(Recorded data)
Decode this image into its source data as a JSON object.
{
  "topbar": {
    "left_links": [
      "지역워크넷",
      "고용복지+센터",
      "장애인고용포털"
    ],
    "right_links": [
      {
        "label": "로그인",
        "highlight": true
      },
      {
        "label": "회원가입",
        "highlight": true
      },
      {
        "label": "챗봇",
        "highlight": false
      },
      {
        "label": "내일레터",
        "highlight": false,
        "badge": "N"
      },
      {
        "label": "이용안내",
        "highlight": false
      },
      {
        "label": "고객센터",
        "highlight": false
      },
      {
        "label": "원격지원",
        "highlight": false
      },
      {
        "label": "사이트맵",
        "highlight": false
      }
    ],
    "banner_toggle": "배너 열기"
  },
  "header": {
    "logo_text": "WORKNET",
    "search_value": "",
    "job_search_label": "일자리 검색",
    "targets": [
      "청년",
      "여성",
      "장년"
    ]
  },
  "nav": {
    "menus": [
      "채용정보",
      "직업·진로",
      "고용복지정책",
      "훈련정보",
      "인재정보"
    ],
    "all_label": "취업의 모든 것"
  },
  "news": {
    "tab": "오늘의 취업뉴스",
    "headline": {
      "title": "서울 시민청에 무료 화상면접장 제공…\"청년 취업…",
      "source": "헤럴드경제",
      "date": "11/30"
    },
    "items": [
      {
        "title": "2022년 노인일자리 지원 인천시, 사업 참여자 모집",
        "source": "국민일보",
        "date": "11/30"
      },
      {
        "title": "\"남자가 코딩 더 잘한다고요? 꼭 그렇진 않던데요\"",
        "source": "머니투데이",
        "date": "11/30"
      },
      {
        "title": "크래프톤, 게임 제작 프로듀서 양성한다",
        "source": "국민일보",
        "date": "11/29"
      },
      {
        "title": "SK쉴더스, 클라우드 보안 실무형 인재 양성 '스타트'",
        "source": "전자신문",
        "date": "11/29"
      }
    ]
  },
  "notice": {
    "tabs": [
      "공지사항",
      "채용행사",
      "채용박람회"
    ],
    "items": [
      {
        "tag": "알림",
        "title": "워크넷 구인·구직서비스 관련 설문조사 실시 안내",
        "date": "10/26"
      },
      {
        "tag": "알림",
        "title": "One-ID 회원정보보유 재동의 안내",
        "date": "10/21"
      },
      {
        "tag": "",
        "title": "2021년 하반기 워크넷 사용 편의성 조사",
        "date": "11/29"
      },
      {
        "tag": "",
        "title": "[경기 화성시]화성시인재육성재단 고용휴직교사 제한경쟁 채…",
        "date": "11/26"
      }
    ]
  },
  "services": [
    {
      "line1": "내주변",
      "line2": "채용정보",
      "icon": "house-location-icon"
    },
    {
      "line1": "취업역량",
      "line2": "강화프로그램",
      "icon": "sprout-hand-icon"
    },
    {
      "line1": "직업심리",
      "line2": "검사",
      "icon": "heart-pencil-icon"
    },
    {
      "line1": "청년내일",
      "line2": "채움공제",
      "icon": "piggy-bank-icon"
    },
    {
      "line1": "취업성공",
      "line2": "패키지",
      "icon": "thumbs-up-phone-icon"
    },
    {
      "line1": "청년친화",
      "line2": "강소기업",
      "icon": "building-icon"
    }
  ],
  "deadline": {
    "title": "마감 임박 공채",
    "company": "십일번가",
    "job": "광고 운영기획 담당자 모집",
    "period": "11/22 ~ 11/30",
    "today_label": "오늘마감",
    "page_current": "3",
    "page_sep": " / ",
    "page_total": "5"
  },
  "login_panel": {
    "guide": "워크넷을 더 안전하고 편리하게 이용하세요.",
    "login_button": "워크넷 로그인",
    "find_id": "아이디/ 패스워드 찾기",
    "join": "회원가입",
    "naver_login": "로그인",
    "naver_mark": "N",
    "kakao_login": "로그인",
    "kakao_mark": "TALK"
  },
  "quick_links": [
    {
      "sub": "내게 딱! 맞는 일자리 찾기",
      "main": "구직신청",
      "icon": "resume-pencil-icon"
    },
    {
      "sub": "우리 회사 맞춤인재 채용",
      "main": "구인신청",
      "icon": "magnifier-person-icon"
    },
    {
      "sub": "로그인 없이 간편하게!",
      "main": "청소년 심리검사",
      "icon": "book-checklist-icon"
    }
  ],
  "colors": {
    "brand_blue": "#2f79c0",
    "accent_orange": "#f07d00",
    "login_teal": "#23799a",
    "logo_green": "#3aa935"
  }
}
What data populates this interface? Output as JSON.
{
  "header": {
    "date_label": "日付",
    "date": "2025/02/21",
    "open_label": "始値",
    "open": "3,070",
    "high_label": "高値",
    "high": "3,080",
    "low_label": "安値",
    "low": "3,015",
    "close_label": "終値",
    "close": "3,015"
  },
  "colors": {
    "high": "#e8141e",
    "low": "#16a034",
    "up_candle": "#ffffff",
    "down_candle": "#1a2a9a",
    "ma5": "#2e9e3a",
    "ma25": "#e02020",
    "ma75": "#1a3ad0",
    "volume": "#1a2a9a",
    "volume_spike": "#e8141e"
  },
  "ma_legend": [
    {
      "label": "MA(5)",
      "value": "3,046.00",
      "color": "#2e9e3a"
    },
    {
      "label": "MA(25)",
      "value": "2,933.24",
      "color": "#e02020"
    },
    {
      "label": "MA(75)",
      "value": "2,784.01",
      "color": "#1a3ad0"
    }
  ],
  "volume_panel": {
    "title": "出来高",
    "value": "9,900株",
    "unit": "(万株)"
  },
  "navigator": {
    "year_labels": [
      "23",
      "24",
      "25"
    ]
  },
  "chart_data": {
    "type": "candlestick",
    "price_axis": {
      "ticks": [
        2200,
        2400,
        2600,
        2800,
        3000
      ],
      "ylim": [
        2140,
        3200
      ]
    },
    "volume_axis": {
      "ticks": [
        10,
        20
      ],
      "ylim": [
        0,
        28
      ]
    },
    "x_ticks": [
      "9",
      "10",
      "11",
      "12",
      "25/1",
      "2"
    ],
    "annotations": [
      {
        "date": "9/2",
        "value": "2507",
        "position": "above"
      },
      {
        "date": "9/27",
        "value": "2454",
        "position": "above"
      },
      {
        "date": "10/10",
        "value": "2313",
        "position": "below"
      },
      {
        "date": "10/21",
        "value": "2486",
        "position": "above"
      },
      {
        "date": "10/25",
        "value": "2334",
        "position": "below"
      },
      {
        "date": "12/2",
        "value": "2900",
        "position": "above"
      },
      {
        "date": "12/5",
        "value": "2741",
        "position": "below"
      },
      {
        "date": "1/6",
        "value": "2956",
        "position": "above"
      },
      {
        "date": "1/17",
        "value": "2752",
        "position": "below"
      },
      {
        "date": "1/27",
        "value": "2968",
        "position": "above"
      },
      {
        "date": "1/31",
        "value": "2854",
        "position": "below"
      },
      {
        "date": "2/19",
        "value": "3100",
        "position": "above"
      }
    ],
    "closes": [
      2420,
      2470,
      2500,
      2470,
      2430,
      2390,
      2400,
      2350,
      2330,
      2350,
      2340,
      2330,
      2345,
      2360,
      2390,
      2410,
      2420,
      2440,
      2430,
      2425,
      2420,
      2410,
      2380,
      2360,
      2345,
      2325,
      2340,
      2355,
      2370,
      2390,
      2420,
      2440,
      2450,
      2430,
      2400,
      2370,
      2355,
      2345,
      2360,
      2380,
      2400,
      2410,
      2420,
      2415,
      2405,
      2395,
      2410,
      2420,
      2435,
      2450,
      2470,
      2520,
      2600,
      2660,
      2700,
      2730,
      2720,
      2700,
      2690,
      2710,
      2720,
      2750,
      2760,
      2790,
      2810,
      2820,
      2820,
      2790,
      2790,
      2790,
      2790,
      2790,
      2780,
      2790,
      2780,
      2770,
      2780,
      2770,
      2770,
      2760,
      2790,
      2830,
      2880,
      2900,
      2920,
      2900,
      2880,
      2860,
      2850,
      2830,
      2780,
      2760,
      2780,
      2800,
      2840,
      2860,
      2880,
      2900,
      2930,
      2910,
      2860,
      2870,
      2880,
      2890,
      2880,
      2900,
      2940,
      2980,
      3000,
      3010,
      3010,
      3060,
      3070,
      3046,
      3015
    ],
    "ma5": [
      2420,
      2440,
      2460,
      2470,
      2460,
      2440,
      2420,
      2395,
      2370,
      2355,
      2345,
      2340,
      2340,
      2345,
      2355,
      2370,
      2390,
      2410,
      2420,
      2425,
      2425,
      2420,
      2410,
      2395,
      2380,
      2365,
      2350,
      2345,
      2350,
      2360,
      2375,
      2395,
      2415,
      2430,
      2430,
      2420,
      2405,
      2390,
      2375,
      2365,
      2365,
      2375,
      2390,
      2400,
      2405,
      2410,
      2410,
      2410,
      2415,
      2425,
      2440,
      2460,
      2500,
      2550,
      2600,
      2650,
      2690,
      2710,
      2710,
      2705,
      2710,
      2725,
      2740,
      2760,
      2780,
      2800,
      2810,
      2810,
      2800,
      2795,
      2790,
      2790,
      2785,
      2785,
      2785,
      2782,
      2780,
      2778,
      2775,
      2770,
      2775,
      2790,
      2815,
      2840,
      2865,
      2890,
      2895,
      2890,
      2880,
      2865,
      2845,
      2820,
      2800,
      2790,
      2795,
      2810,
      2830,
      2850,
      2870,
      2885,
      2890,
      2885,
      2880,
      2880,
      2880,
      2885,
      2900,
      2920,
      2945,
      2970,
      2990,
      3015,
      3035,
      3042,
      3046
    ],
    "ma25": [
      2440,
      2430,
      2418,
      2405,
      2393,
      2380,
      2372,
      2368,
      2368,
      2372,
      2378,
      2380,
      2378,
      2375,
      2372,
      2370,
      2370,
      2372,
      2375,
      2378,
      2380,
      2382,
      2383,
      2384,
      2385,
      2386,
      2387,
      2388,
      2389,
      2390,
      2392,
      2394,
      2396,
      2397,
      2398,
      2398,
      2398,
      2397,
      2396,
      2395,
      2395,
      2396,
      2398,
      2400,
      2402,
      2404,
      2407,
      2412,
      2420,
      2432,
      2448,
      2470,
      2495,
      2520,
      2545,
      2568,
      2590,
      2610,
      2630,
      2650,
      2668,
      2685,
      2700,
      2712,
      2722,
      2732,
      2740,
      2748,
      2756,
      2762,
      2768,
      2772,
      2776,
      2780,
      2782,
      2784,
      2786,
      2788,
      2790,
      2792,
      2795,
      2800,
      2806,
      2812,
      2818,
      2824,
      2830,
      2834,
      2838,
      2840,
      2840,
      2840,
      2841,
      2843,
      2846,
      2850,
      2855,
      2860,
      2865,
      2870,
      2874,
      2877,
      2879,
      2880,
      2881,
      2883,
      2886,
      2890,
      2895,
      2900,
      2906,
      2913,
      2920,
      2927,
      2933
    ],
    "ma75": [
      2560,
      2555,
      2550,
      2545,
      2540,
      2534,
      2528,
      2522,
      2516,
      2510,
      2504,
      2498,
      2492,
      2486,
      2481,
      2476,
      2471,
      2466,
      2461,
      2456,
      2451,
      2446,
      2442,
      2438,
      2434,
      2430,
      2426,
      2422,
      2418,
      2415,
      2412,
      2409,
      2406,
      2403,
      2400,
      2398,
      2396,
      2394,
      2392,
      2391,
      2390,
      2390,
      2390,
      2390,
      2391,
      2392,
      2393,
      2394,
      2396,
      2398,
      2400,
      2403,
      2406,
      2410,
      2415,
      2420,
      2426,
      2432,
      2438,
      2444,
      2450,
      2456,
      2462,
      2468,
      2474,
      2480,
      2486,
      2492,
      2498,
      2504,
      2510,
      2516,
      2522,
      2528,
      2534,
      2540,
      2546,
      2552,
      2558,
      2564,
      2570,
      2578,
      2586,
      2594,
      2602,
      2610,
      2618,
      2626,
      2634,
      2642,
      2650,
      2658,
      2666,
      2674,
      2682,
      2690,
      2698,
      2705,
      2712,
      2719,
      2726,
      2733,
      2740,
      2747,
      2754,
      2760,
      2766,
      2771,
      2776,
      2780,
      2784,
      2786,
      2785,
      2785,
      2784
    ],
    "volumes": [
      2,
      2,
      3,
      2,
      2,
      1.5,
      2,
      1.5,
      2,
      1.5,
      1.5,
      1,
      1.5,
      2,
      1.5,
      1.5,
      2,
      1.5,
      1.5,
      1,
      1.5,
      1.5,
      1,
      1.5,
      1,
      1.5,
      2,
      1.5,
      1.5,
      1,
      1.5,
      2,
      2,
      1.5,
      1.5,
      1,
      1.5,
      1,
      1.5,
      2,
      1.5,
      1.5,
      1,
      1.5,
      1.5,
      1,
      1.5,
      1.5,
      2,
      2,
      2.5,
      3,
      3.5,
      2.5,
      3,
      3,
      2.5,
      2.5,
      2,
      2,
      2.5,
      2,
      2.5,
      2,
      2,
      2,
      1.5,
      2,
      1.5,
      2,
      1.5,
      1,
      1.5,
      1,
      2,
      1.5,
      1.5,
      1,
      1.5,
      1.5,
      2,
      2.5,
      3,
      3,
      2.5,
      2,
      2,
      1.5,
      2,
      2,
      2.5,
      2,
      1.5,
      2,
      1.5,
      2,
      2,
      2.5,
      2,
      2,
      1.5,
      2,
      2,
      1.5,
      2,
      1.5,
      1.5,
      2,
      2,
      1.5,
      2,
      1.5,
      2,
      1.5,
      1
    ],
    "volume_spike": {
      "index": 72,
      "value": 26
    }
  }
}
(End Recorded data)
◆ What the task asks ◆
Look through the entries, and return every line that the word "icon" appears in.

◆ The answer ◆
      "icon": "house-location-icon"
      "icon": "sprout-hand-icon"
      "icon": "heart-pencil-icon"
      "icon": "piggy-bank-icon"
      "icon": "thumbs-up-phone-icon"
      "icon": "building-icon"
      "icon": "resume-pencil-icon"
      "icon": "magnifier-person-icon"
      "icon": "book-checklist-icon"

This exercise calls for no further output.